Usually Sugar Booger is wedged into the narrow gap between two logs and you can hardly see her/him, but little brown bats look a lot like a furry brown kiwi fruit with leathery wings. I've seen them before on the few times I've been spelunking. Most of my experience with caving has been limited to hauling myself up and under rock formations, sometimes through crevices so narrow that I was certain that my helmet was going to get permanently wedged in there. I have fond memories of squirming under the massive boulder of Fat Man's Misery in Tawney's Cave. I have never done anything with ropes and I have always been in a small group of people that always include a trip leader who had past experience with that particular cave. I've always found spelunking a fun way to spend time getting wet and muddy underground, but now I don't know if I'd go back into a cave. It's not that I'm facing 40 and should know better, but rather I'm concerned about white nose syndrome affecting U.S. bat populations and I know better.
White nose syndrome is a condition where infected bats have a distinctive ring of white fungal growth around their muzzles.
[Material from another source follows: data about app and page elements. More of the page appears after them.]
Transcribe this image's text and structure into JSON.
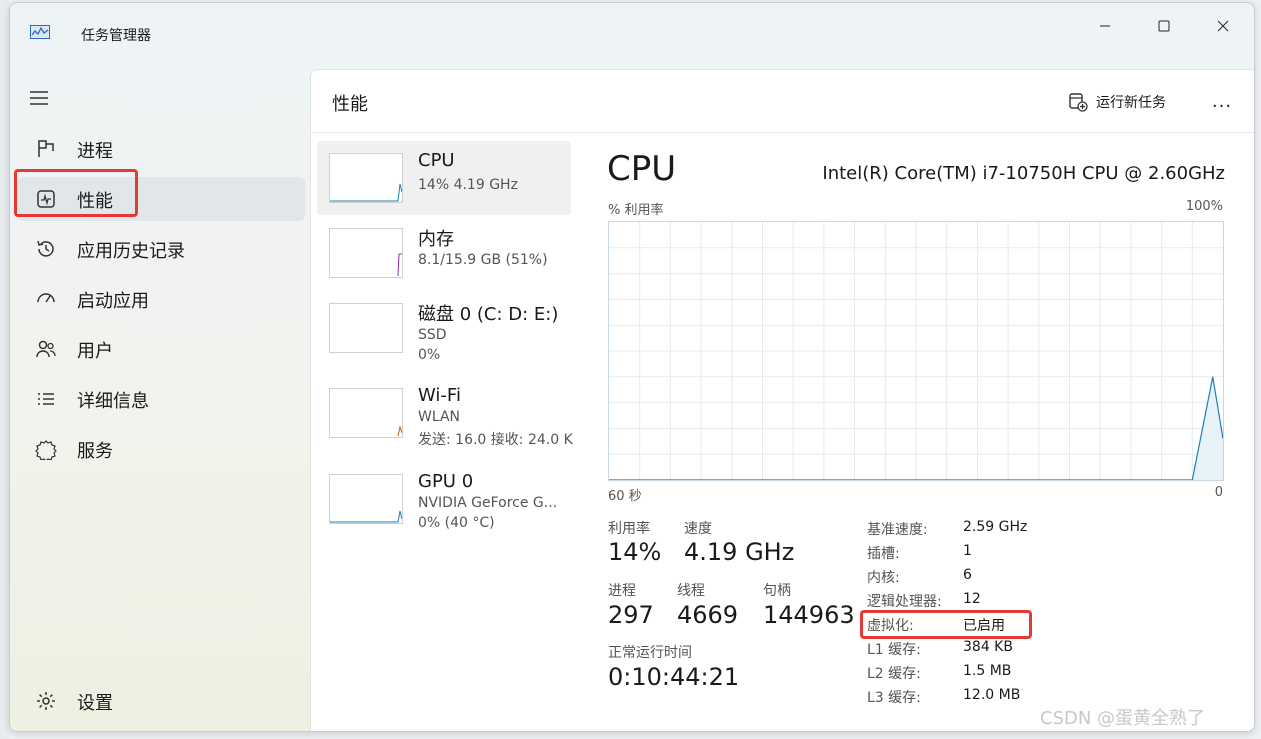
{
  "window": {
    "title": "任务管理器",
    "controls": [
      "minimize-icon",
      "maximize-icon",
      "close-icon"
    ]
  },
  "sidebar": {
    "items": [
      {
        "label": "进程",
        "icon": "processes-icon"
      },
      {
        "label": "性能",
        "icon": "performance-icon",
        "active": true
      },
      {
        "label": "应用历史记录",
        "icon": "history-icon"
      },
      {
        "label": "启动应用",
        "icon": "startup-icon"
      },
      {
        "label": "用户",
        "icon": "users-icon"
      },
      {
        "label": "详细信息",
        "icon": "details-icon"
      },
      {
        "label": "服务",
        "icon": "services-icon"
      }
    ],
    "settings_label": "设置"
  },
  "header": {
    "title": "性能",
    "run_new_task": "运行新任务",
    "more": "..."
  },
  "resources": [
    {
      "name": "CPU",
      "sub": "14%  4.19 GHz",
      "selected": true
    },
    {
      "name": "内存",
      "sub": "8.1/15.9 GB (51%)"
    },
    {
      "name": "磁盘 0 (C: D: E:)",
      "sub": "SSD",
      "sub2": "0%"
    },
    {
      "name": "Wi-Fi",
      "sub": "WLAN",
      "sub2": "发送: 16.0 接收: 24.0 K"
    },
    {
      "name": "GPU 0",
      "sub": "NVIDIA GeForce G...",
      "sub2": "0%  (40 °C)"
    }
  ],
  "detail": {
    "title": "CPU",
    "model": "Intel(R) Core(TM) i7-10750H CPU @ 2.60GHz",
    "y_label": "% 利用率",
    "y_max": "100%",
    "x_left": "60 秒",
    "x_right": "0",
    "stats": {
      "util_label": "利用率",
      "util_value": "14%",
      "speed_label": "速度",
      "speed_value": "4.19 GHz",
      "proc_label": "进程",
      "proc_value": "297",
      "thread_label": "线程",
      "thread_value": "4669",
      "handle_label": "句柄",
      "handle_value": "144963",
      "uptime_label": "正常运行时间",
      "uptime_value": "0:10:44:21"
    },
    "specs": [
      {
        "label": "基准速度:",
        "value": "2.59 GHz"
      },
      {
        "label": "插槽:",
        "value": "1"
      },
      {
        "label": "内核:",
        "value": "6"
      },
      {
        "label": "逻辑处理器:",
        "value": "12"
      },
      {
        "label": "虚拟化:",
        "value": "已启用"
      },
      {
        "label": "L1 缓存:",
        "value": "384 KB"
      },
      {
        "label": "L2 缓存:",
        "value": "1.5 MB"
      },
      {
        "label": "L3 缓存:",
        "value": "12.0 MB"
      }
    ]
  },
  "chart_data": {
    "type": "line",
    "title": "",
    "xlabel": "60 秒",
    "ylabel": "% 利用率",
    "x_range": [
      60,
      0
    ],
    "ylim": [
      0,
      100
    ],
    "grid": true,
    "series": [
      {
        "values_x_seconds_ago": [
          60,
          3,
          1,
          0
        ],
        "values": [
          0,
          0,
          40,
          16
        ]
      }
    ]
  },
  "watermark": "CSDN @蛋黄全熟了"
}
Infected bats are underweight, appear to have respiratory complications, and seem be emerging from hibernation early than they should, when little food is available and temperatures are still very cold. It is not known if the fungal infection is the primary cause of death or if it is an opportunistic infection on bats sickened by other causes. As stated in Wikipedia's entry on White nose syndrome, "As of May 2009, bat colonies have been decimated in at least seven states, with an estimated half a million bats having died from the disease. This deprives the country, especially during the spring and summer, of a valuable natural pesticide as bats consume huge quantities of insects: as much as their own body weight each night. The Forest Service estimates that the die-off from white-nose syndrome means that at least 2.4 million pounds of bugs (1.1million kg) will go uneaten and become a financial burden to farmers. Crop production may require more insecticide, raising environmental worries and pushing up grocery prices." (Wikipedia, White_nose_syndrome, accessed Aug 5, 2010).
The impact of white nose syndrome on bat populations has me worried. I like bats. I always have. I'm not afraid of them and I enjoy watching them come out at dusk. We should have oodles of bats here at the new house and I've only seen a couple. Frankly, I can't be certain that there isn't more than one and I've only seen Sugar Booger flying around. I know white nose syndrome has been verified in the area and this may explain why we don't have more bats here. This saddens me greatly.
You may be asking yourself why in God's name I call this bat Sugar Booger. No, it's not my pet. I don't expect it to come when I call it, I don't expect it to know its name, and I don't expect it to be a friendly Disney forest creature. Ideally the bat shouldn't be aware of me at all. It's a cutesy name for a decidedly less than cute creature. However, it's a fun name and Ally seems to like it, and that's why the bat is named Sugar Booger. I want Ally to be interested in the bat and not fear it. I want her to learn more about this bat and respect it for the wild creature it is. I want our daughter to appreciate the natural world, to observe its infinite variety and beauty, and to understand why it's such an important facet of our lives. And every other day or so we'll be on the front porch and she'll want to go look at the bat. Sometimes Sugar Booger is in her/his roost, but other times s/he isn't there and we'll just look at the pile of bat poop. (Like all toddlers, Ally is always very impressed with poop regardless of the maker.)
I'm hoping very much that this isn't the only time Ally ever sees a wild bat in her lifetime.
PS--It's not uncommon for little brown bats to roost by themselves around man-made structures, so I don't want anyone to get their panties in a twist about this being strange bat behavior and therefore Sugar Booger must be carrying rabies. Clearly we would take preventive action to protect ourselves if we suspected that this bat was sick, but so far all Sugar Booger does is hang upside down, sleep, and poop. That's perfectly normal for a bat, so Sugar Booger is welcomed to hang out under our porch roof and eat bugs all summer long.